::: Source information
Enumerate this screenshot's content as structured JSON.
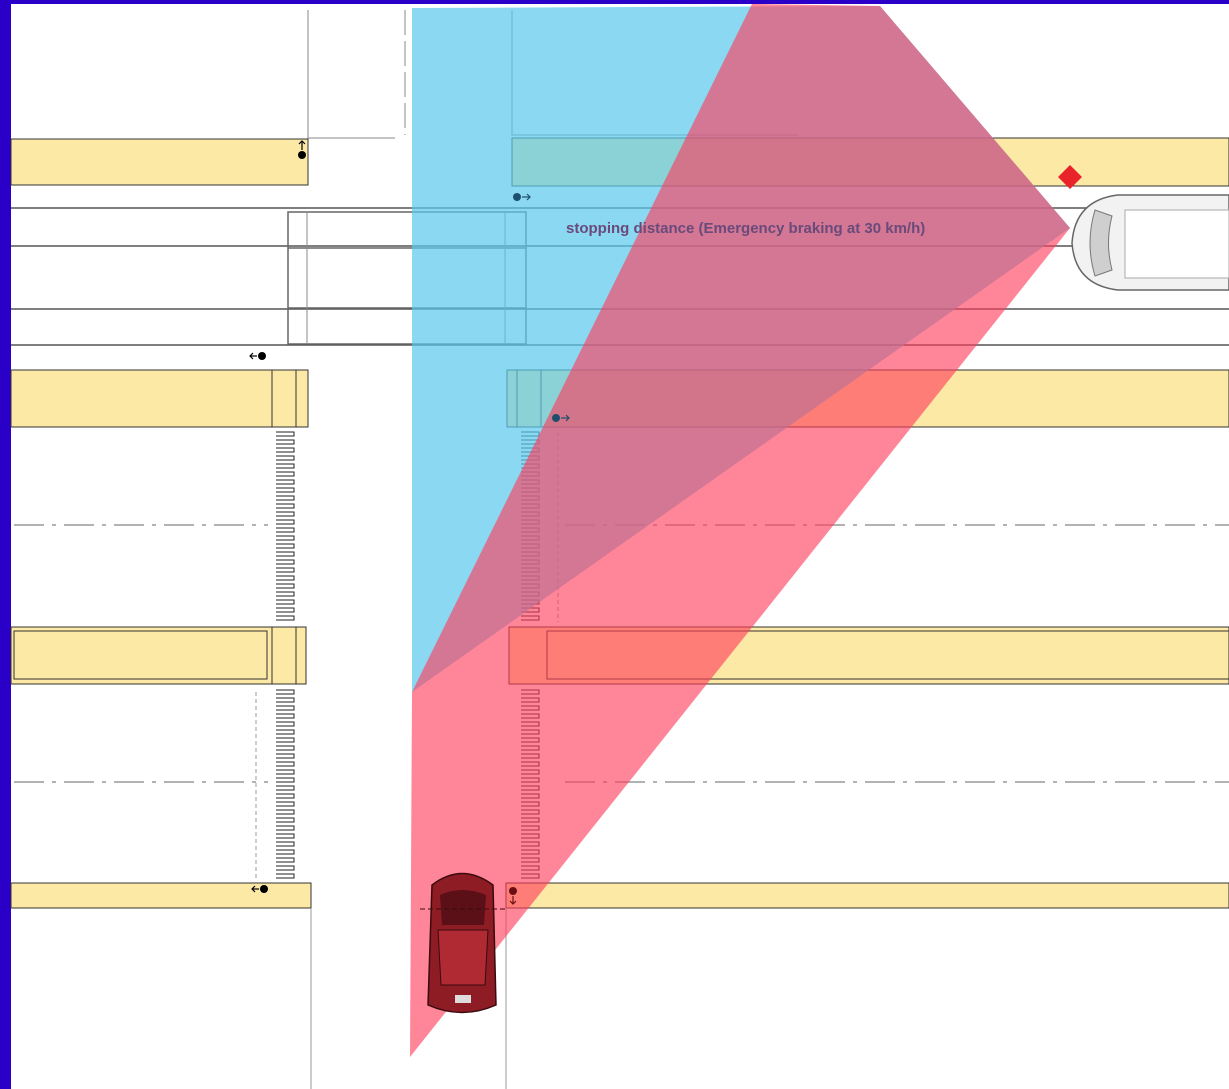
{
  "annotation": {
    "text": "stopping distance (Emergency braking at 30 km/h)"
  },
  "colors": {
    "frame": "#2a00c8",
    "background": "#ffffff",
    "sidewalk": "#fde9a6",
    "road_line": "#555555",
    "visibility_cone_van": "#5ac8ec",
    "visibility_cone_car": "#ff3c5a",
    "conflict_point": "#e8232a",
    "pedestrian_blue": "#1f4f6e",
    "pedestrian_black": "#000000",
    "car_body": "#8e1c24",
    "van_body": "#f2f2f2",
    "annotation_text": "#6a4a7a"
  },
  "icons": {
    "conflict_marker": "red-diamond-icon",
    "pedestrian": "pedestrian-arrow-icon",
    "car": "red-car-icon",
    "van": "white-van-icon"
  }
}
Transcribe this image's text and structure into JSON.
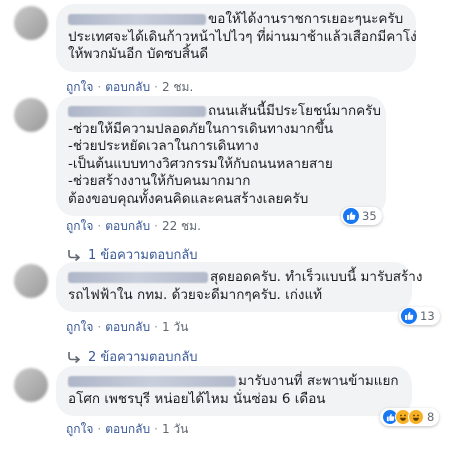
{
  "comments": [
    {
      "lines": [
        "ขอให้ได้งานราชการเยอะๆนะครับ",
        "ประเทศจะได้เดินก้าวหน้าไปไวๆ ที่ผ่านมาช้าแล้วเสือกมีคาโง่",
        "ให้พวกมันอีก บัดซบสิ้นดี"
      ],
      "like": "ถูกใจ",
      "reply": "ตอบกลับ",
      "time": "2 ชม."
    },
    {
      "lines": [
        "ถนนเส้นนี้มีประโยชน์มากครับ",
        "-ช่วยให้มีความปลอดภัยในการเดินทางมากขึ้น",
        "-ช่วยประหยัดเวลาในการเดินทาง",
        "-เป็นต้นแบบทางวิศวกรรมให้กับถนนหลายสาย",
        "-ช่วยสร้างงานให้กับคนมากมาก",
        "ต้องขอบคุณทั้งคนคิดและคนสร้างเลยครับ"
      ],
      "like": "ถูกใจ",
      "reply": "ตอบกลับ",
      "time": "22 ชม.",
      "reaction_count": "35",
      "replies_label": "1 ข้อความตอบกลับ"
    },
    {
      "lines": [
        "สุดยอดครับ. ทำเร็วแบบนี้ มารับสร้าง",
        "รถไฟฟ้าใน กทม. ด้วยจะดีมากๆครับ. เก่งแท้"
      ],
      "like": "ถูกใจ",
      "reply": "ตอบกลับ",
      "time": "1 วัน",
      "reaction_count": "13",
      "replies_label": "2 ข้อความตอบกลับ"
    },
    {
      "lines": [
        "มารับงานที่ สะพานข้ามแยก",
        "อโศก เพชรบุรี หน่อยได้ไหม นั่นซ่อม 6 เดือน"
      ],
      "like": "ถูกใจ",
      "reply": "ตอบกลับ",
      "time": "1 วัน",
      "reaction_count": "8"
    }
  ],
  "colors": {
    "bubble": "#f2f3f5",
    "link": "#385898",
    "meta": "#616770",
    "like_blue": "#1877f2",
    "haha_yellow": "#f7b125"
  },
  "icons": [
    "avatar-blurred",
    "like-icon",
    "haha-icon",
    "reply-arrow-icon"
  ]
}
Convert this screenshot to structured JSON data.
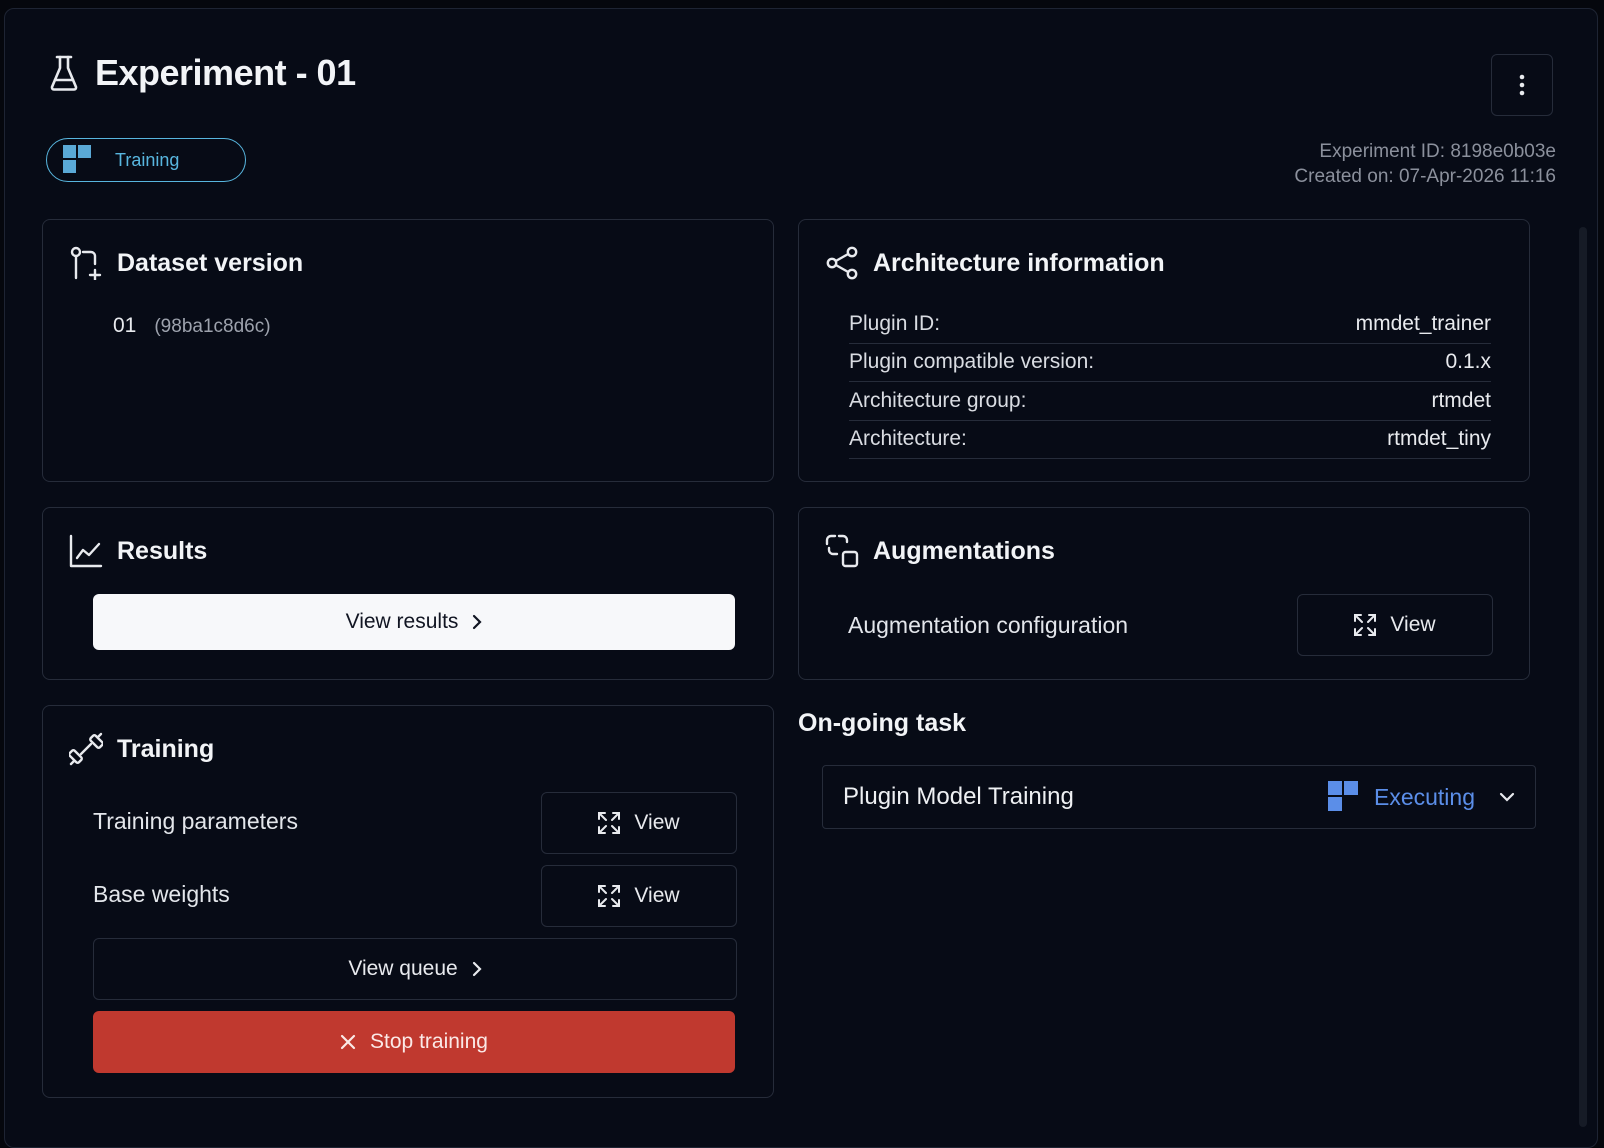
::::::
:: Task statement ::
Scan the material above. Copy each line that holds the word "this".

:: Answer to the exercise ::
Enumerate this screenshot's content as structured JSON.
Transcribe this image's text and structure into JSON.
Convert this screenshot to structured JSON data.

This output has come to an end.